Kate said...

You’ve got a lot of company. People really like this story. It’s getting a lot of traffic.

Melissa Yuan-Innes said...

Thanks so much, VM!

Melissa Yuan-Innes said...

Thank you, everyone, for reading and commenting. I appreciate it so much. So much of the time, we write in a void. It's wonderful to get instant feedback and become part of a such a welcoming site.
Thank you, Kate, for providing a beautiful haven for fairy tale lovers.

Lynden Wade said...

Loved this. Good for Snow White's mother to get a cameo. Her love was very strong, outliving death.

Katew said...

Yes, the mother is usually such a slight, almost negligible presence in the familiar story. It was good to see her remembered in this one.

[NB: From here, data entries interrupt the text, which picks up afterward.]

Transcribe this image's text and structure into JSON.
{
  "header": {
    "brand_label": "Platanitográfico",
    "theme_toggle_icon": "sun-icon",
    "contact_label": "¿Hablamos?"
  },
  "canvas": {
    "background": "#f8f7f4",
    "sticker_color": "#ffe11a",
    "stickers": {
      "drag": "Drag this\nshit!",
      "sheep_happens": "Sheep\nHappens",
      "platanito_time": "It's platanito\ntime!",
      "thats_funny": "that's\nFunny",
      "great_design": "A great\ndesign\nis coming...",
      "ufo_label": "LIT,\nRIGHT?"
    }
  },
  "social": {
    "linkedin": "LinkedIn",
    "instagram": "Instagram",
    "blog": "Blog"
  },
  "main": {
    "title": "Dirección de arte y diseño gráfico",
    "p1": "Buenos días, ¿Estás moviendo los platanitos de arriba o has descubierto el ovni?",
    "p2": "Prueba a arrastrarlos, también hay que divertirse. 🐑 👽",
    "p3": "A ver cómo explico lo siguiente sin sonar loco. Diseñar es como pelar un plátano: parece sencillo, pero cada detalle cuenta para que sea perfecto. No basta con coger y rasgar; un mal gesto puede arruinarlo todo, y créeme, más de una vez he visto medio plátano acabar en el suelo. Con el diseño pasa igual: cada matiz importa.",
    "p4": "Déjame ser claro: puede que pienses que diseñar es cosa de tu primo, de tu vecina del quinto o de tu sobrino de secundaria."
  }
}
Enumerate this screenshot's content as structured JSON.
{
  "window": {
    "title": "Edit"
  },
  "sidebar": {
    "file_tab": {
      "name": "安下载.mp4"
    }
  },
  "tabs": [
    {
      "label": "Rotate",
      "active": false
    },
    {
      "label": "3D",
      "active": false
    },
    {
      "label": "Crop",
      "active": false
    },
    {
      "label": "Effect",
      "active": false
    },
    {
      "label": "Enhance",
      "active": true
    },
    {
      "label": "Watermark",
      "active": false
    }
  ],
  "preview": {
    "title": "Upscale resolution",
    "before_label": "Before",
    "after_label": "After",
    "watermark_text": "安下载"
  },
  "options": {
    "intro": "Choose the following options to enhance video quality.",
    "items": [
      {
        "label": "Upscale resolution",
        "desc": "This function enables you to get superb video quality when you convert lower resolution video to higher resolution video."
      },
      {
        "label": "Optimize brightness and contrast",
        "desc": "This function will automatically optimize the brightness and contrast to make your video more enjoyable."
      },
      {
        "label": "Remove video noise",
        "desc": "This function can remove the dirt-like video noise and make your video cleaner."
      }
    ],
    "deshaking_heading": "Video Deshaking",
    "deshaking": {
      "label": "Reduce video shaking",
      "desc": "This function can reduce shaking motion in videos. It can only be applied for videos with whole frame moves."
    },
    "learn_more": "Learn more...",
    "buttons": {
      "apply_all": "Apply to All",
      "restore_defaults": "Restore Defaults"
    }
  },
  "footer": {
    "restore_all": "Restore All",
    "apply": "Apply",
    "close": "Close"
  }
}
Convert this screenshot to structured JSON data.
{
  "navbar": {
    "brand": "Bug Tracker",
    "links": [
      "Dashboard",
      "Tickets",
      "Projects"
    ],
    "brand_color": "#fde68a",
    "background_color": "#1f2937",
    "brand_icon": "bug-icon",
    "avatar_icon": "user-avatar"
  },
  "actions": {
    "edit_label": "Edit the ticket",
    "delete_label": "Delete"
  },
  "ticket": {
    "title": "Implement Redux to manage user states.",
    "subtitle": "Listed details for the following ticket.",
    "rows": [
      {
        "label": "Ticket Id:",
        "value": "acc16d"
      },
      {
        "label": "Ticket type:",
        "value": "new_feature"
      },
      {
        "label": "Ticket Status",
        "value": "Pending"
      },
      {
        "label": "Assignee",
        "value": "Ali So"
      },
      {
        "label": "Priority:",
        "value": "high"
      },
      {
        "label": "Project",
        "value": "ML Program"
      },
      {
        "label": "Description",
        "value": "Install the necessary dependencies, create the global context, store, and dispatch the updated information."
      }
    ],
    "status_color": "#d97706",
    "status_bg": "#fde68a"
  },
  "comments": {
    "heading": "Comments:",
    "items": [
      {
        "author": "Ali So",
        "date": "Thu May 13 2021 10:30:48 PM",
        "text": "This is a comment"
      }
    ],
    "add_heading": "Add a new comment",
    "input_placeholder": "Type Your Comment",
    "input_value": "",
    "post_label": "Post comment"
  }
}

Ellie a.Goss said...

A wonderful twist on a classic.

Aliza Faber said...

Haha, after reading this I am certain that she will probably not die at childbirth but will find a way to evade death yet again. Great story!

Melissa Yi said...

Thank you!

Melissa Yi said...

I have to say that I was thinking more along Aliza’s lines, but it could go Death and AM’s way too. Death is sneaky. Of course, so are mothers!

Unknown said...

I could "see" deaths' countenance,feel his frustration, anger even lending the teeniest wisp of sympathy all while cheering on SW and her Mom!
What an interesting way to round out and add texture to an old tale, well done Melissa!

Katew said...

We are indeed!

Pamela Love said...

Very original--I'd never thought of Snow White having another enemy at her heels!

Melissa Yuan-Innes said...

Thanks, Pamela. It was the only thing that made sense to me, since she seemed to defy death much more than the average peson. ;)